Antarctica has been shedding ice at an alarming pace compared to when the region was last surveyed, according to a new study based on three years of observations from the European Space Agency’s CryoSat satellite.

The new study, published in the journal Geophysical Research Letters, showed that the Antarctic ice sheet is now losing 159 billion tons of ice each year -- twice as much as when the continent was last surveyed in 2010. The newly measured ice loss from Antarctica alone is enough to raise sea levels by 0.45 millimeters each year, according to researchers.

“Although we are fortunate to now have, in CryoSat, a routine capability to monitor the polar ice sheets, the increased thinning we have detected in West Antarctica is a worrying development,” Andrew Shepherd from the University of Leeds in the UK, who led the study, said in a statement.

The latest findings by a team of scientists from the UK’s Centre for Polar Observation and Modelling revealed that between 2010 and 2013, West Antarctica, East Antarctica and the Antarctic Peninsula lost 134 tons, 3 tons and 23 billion tons of ice each year, respectively.

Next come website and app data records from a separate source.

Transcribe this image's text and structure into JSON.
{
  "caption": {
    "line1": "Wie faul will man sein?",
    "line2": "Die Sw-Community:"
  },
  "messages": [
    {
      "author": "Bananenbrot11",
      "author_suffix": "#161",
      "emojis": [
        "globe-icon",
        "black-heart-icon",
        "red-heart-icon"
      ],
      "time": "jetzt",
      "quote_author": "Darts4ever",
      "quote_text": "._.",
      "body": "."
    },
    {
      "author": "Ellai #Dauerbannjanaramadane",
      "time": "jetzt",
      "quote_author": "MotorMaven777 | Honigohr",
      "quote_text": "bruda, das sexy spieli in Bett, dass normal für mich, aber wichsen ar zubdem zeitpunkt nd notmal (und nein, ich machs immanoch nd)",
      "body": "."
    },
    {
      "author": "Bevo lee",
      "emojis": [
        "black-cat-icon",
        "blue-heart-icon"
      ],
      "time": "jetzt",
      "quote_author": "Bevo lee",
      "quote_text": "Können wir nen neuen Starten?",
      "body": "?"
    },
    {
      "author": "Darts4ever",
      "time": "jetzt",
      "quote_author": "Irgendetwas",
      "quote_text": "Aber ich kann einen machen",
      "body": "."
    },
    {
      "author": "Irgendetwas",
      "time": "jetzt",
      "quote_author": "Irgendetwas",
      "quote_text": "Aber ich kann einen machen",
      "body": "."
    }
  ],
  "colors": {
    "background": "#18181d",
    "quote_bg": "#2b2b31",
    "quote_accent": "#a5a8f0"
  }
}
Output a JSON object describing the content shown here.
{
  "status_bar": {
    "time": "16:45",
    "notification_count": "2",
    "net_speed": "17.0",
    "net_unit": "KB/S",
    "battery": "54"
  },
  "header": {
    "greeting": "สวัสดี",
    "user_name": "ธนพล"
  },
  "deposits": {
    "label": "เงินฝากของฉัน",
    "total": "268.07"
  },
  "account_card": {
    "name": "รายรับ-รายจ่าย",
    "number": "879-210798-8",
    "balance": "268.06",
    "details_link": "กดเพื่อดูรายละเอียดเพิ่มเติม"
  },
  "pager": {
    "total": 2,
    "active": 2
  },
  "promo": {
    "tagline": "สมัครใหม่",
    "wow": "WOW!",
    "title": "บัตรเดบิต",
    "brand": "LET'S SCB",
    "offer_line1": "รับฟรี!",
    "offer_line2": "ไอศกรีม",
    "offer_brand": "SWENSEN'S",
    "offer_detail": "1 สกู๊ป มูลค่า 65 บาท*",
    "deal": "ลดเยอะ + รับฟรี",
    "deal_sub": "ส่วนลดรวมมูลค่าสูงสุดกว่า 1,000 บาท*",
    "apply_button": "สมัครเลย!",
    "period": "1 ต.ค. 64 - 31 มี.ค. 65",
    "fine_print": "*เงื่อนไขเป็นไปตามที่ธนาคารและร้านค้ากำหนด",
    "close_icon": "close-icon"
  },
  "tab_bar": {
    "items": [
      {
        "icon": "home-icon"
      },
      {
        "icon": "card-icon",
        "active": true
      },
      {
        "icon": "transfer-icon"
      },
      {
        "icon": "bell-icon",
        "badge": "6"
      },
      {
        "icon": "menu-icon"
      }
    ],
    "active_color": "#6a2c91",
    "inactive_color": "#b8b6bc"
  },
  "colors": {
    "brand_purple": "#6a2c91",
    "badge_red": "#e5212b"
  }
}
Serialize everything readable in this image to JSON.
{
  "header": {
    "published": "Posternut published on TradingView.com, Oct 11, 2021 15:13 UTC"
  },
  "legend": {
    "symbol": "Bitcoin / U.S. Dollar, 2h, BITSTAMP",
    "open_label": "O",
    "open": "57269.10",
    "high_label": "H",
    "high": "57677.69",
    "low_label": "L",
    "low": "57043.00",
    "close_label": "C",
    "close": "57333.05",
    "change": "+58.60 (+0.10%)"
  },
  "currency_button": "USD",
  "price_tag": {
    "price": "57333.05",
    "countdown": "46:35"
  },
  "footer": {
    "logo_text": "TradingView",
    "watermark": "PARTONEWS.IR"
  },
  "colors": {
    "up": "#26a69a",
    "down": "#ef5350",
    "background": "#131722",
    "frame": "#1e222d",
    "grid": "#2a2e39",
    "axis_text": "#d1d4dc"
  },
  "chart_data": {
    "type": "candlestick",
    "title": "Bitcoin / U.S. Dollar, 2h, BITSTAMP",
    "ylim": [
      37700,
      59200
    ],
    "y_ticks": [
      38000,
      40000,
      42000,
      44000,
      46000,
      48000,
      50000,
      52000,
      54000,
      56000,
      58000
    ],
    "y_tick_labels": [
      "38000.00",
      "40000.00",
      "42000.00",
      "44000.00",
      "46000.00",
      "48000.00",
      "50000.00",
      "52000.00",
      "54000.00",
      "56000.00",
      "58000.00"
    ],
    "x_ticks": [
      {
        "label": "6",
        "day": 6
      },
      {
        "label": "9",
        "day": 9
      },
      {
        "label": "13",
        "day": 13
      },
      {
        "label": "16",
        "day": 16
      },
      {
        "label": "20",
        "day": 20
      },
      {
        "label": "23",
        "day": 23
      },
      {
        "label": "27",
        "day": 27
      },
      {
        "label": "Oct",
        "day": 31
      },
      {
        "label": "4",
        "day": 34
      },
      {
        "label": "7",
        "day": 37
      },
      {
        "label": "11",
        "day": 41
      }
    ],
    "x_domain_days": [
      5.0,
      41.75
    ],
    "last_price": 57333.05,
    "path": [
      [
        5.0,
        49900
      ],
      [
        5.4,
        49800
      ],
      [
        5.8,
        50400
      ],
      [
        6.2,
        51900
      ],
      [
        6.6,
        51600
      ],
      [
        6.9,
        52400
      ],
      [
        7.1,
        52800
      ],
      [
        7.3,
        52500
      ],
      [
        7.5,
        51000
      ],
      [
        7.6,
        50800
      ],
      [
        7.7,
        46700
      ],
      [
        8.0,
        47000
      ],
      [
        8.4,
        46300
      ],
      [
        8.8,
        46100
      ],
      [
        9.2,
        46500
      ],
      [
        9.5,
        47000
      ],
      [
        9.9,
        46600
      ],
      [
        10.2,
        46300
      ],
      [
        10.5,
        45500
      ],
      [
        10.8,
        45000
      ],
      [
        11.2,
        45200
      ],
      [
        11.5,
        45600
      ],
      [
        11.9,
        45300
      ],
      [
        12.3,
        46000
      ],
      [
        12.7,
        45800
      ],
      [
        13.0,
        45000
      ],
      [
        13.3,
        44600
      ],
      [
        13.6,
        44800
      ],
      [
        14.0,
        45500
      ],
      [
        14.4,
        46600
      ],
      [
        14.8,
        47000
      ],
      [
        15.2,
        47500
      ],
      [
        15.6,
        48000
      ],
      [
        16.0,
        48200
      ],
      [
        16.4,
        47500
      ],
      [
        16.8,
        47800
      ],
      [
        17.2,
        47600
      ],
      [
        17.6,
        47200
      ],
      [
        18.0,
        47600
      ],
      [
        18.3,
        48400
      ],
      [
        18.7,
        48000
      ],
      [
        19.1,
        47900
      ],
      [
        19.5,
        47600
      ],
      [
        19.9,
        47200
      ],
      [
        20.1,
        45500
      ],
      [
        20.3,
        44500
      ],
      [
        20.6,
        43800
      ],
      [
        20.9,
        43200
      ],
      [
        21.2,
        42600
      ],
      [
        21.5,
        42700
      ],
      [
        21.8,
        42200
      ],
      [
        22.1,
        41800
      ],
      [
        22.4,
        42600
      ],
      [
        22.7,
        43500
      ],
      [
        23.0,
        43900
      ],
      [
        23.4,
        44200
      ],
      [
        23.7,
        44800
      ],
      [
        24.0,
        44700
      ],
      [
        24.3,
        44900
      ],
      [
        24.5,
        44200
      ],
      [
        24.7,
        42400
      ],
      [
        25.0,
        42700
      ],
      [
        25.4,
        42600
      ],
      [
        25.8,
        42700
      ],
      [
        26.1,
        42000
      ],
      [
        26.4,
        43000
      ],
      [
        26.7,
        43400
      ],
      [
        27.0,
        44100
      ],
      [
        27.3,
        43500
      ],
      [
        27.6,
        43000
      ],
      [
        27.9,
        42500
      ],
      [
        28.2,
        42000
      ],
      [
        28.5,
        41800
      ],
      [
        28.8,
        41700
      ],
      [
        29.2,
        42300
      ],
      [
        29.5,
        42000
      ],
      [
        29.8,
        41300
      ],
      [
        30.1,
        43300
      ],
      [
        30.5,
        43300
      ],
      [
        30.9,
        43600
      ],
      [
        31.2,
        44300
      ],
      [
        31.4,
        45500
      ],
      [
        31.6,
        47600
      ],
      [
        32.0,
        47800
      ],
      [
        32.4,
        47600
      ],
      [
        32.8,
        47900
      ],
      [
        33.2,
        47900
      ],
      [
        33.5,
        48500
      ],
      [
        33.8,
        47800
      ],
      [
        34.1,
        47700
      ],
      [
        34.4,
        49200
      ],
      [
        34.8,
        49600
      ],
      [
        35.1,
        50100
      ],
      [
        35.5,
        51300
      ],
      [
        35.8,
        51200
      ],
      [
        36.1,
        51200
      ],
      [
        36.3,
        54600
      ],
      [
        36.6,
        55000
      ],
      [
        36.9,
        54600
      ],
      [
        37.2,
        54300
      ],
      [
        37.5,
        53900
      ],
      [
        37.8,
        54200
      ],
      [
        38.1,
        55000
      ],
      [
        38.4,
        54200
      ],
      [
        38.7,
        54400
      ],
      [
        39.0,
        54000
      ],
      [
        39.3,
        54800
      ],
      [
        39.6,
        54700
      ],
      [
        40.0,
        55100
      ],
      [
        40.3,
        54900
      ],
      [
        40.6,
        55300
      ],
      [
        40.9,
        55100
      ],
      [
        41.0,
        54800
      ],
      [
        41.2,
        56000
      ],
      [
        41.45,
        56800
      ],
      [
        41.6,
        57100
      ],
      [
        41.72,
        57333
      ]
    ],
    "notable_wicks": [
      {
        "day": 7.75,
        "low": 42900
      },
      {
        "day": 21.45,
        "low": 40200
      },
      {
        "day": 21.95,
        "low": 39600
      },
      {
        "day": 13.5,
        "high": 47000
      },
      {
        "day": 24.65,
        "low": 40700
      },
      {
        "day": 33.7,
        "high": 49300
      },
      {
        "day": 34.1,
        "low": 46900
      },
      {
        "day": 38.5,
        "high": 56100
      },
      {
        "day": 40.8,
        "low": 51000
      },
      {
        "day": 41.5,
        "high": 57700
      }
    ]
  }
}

In West Antarctica, the average rate of thinning of ice has increased compared to previous measurements and the region’s annual loss is now one-third more than it was measured five years before CryoSat’s launch in 2010, researchers said in the study.

“We find that ice losses continue to be most pronounced along the fast-flowing ice streams of the Amundsen Sea sector, with thinning rates of 4-8 m per year near to the grounding lines – where the ice streams lift up off the land and begin to float out over the ocean – of the Pine Island, Thwaites and Smith Glaciers,” Malcolm McMillan from the University of Leeds and the study’s lead author said, in the statement.

According to researchers, West Antarctica has long been identified as the most vulnerable area to changes in climate. On May 12, scientists from NASA and University of California, Irvine, published a study that identified a set of glaciers on the continent where ice melt has become irreversible and could contribute to as much as a four-foot rise in sea levels within 200 years.

“It adds concrete evidence that dramatic changes are under way in this part of our planet. The challenge is to use this evidence to test and improve the predictive skill of climate models,” Shepherd said.